Repeat the records below verbatim, and do not copy their pictures.

Segment Start: MATERIAL SHOWN

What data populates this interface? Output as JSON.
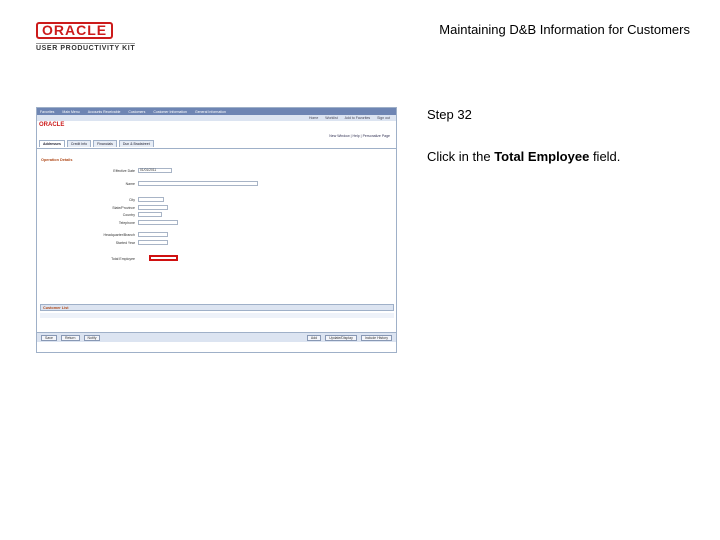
{
  "logo": {
    "brand": "ORACLE",
    "sub": "USER PRODUCTIVITY KIT"
  },
  "doc_title": "Maintaining D&B Information for Customers",
  "step": {
    "label": "Step 32",
    "pre": "Click in the ",
    "field": "Total Employee",
    "post": " field."
  },
  "screenshot": {
    "topbar": [
      "Favorites",
      "Main Menu",
      "Accounts Receivable",
      "Customers",
      "Customer Information",
      "General Information"
    ],
    "menubar": [
      "Home",
      "Worklist",
      "Add to Favorites",
      "Sign out"
    ],
    "brand": "ORACLE",
    "right_links": "New Window | Help | Personalize Page",
    "tabs": [
      "Addresses",
      "Credit Info",
      "Financials",
      "Dun & Bradstreet"
    ],
    "section": "Operation Details",
    "rows": [
      {
        "label": "Effective Date",
        "value": "01/01/2011"
      },
      {
        "label": "Name",
        "value": ""
      },
      {
        "label": "City",
        "value": ""
      },
      {
        "label": "State/Province",
        "value": ""
      },
      {
        "label": "Country",
        "value": ""
      },
      {
        "label": "Telephone",
        "value": ""
      },
      {
        "label": "Headquarter/Branch",
        "value": ""
      },
      {
        "label": "Started Year",
        "value": ""
      },
      {
        "label": "Total Employee",
        "value": ""
      }
    ],
    "grid_title": "Customer List",
    "buttons_left": [
      "Save",
      "Return",
      "Notify"
    ],
    "buttons_right": [
      "Add",
      "Update/Display",
      "Include History"
    ]
  }
}
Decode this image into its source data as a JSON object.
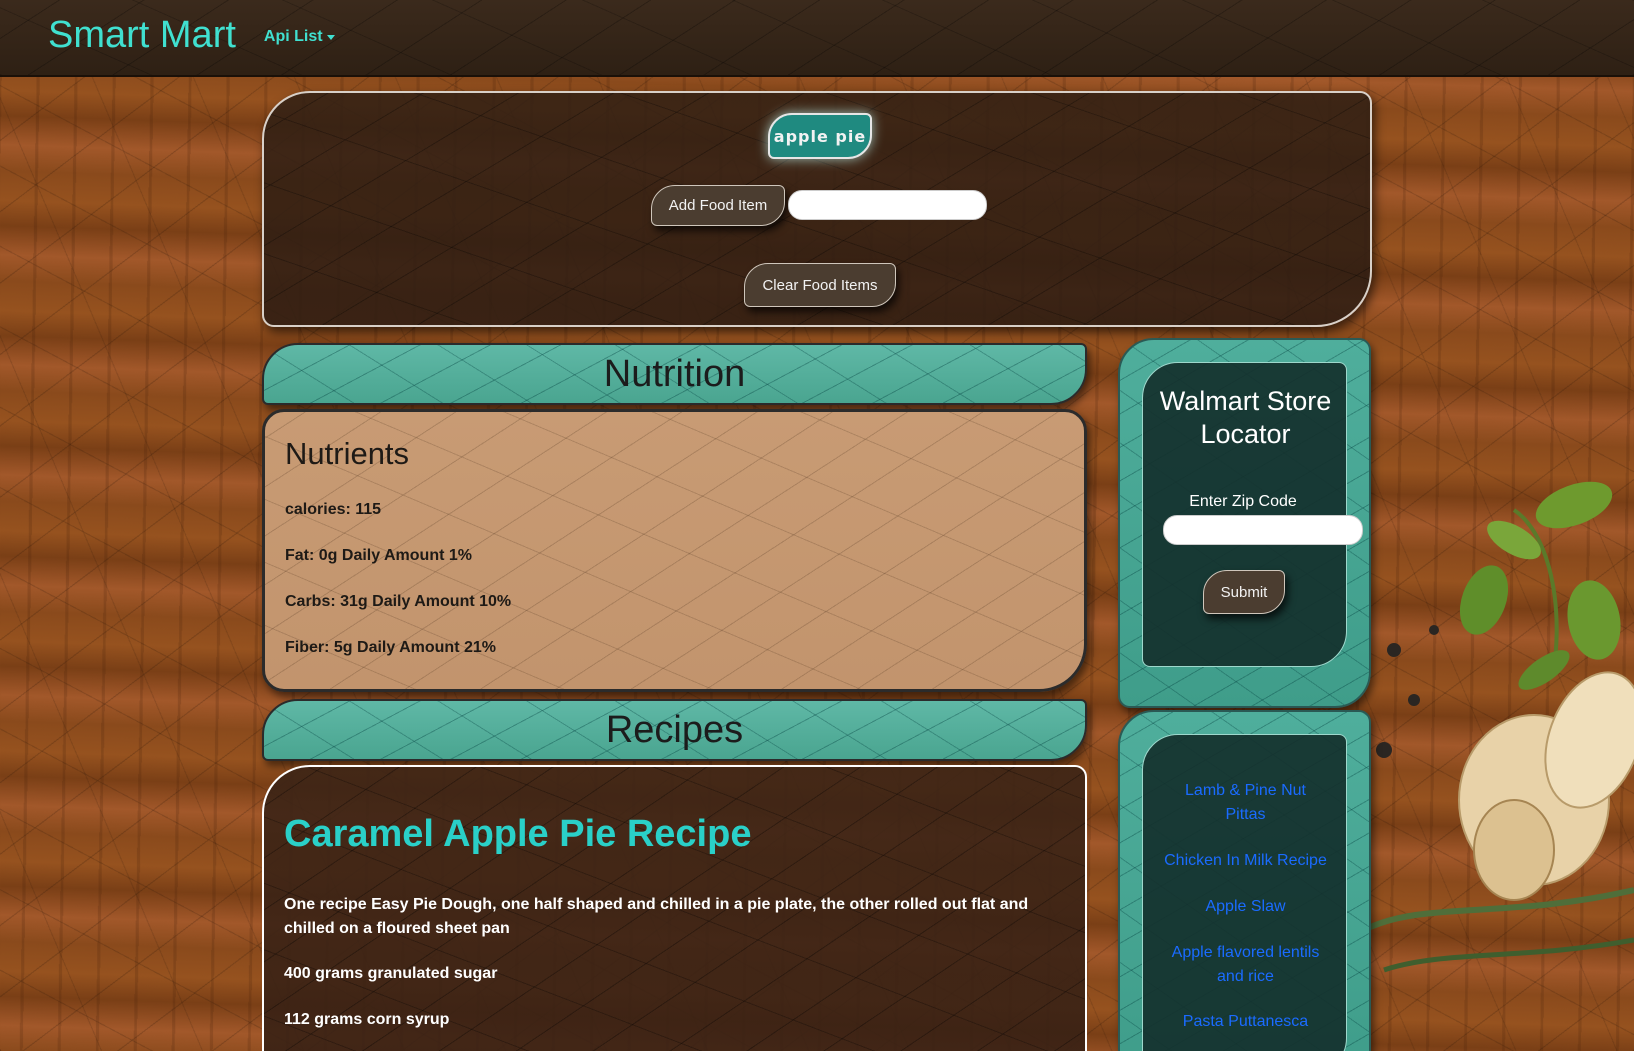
{
  "navbar": {
    "brand": "Smart Mart",
    "api_list": "Api List"
  },
  "search": {
    "food_items": [
      "apple pie"
    ],
    "add_button": "Add Food Item",
    "food_input_value": "",
    "clear_button": "Clear Food Items"
  },
  "nutrition": {
    "banner": "Nutrition",
    "heading": "Nutrients",
    "lines": [
      "calories: 115",
      "Fat: 0g Daily Amount 1%",
      "Carbs: 31g Daily Amount 10%",
      "Fiber: 5g Daily Amount 21%"
    ]
  },
  "recipes": {
    "banner": "Recipes",
    "title": "Caramel Apple Pie Recipe",
    "ingredients": [
      "One recipe Easy Pie Dough, one half shaped and chilled in a pie plate, the other rolled out flat and chilled on a floured sheet pan",
      "400 grams granulated sugar",
      "112 grams corn syrup"
    ]
  },
  "store_locator": {
    "title": "Walmart Store Locator",
    "zip_label": "Enter Zip Code",
    "zip_value": "",
    "submit": "Submit"
  },
  "recipe_links": [
    "Lamb & Pine Nut Pittas",
    "Chicken In Milk Recipe",
    "Apple Slaw",
    "Apple flavored lentils and rice",
    "Pasta Puttanesca"
  ],
  "colors": {
    "accent": "#40e0d0",
    "recipe_title": "#2ad0c8",
    "panel_teal": "#4fae9c",
    "link": "#1a6bff"
  }
}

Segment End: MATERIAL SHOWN

RESPONSE BELOW:
What data populates this interface? Output as JSON.
{
  "logo": {
    "brand": "ORACLE",
    "sub": "USER PRODUCTIVITY KIT"
  },
  "doc_title": "Maintaining D&B Information for Customers",
  "step": {
    "label": "Step 32",
    "pre": "Click in the ",
    "field": "Total Employee",
    "post": " field."
  },
  "screenshot": {
    "topbar": [
      "Favorites",
      "Main Menu",
      "Accounts Receivable",
      "Customers",
      "Customer Information",
      "General Information"
    ],
    "menubar": [
      "Home",
      "Worklist",
      "Add to Favorites",
      "Sign out"
    ],
    "brand": "ORACLE",
    "right_links": "New Window | Help | Personalize Page",
    "tabs": [
      "Addresses",
      "Credit Info",
      "Financials",
      "Dun & Bradstreet"
    ],
    "section": "Operation Details",
    "rows": [
      {
        "label": "Effective Date",
        "value": "01/01/2011"
      },
      {
        "label": "Name",
        "value": ""
      },
      {
        "label": "City",
        "value": ""
      },
      {
        "label": "State/Province",
        "value": ""
      },
      {
        "label": "Country",
        "value": ""
      },
      {
        "label": "Telephone",
        "value": ""
      },
      {
        "label": "Headquarter/Branch",
        "value": ""
      },
      {
        "label": "Started Year",
        "value": ""
      },
      {
        "label": "Total Employee",
        "value": ""
      }
    ],
    "grid_title": "Customer List",
    "buttons_left": [
      "Save",
      "Return",
      "Notify"
    ],
    "buttons_right": [
      "Add",
      "Update/Display",
      "Include History"
    ]
  }
}
Decode this image into its source data as a JSON object.
{
  "navbar": {
    "brand": "Smart Mart",
    "api_list": "Api List"
  },
  "search": {
    "food_items": [
      "apple pie"
    ],
    "add_button": "Add Food Item",
    "food_input_value": "",
    "clear_button": "Clear Food Items"
  },
  "nutrition": {
    "banner": "Nutrition",
    "heading": "Nutrients",
    "lines": [
      "calories: 115",
      "Fat: 0g Daily Amount 1%",
      "Carbs: 31g Daily Amount 10%",
      "Fiber: 5g Daily Amount 21%"
    ]
  },
  "recipes": {
    "banner": "Recipes",
    "title": "Caramel Apple Pie Recipe",
    "ingredients": [
      "One recipe Easy Pie Dough, one half shaped and chilled in a pie plate, the other rolled out flat and chilled on a floured sheet pan",
      "400 grams granulated sugar",
      "112 grams corn syrup"
    ]
  },
  "store_locator": {
    "title": "Walmart Store Locator",
    "zip_label": "Enter Zip Code",
    "zip_value": "",
    "submit": "Submit"
  },
  "recipe_links": [
    "Lamb & Pine Nut Pittas",
    "Chicken In Milk Recipe",
    "Apple Slaw",
    "Apple flavored lentils and rice",
    "Pasta Puttanesca"
  ],
  "colors": {
    "accent": "#40e0d0",
    "recipe_title": "#2ad0c8",
    "panel_teal": "#4fae9c",
    "link": "#1a6bff"
  }
}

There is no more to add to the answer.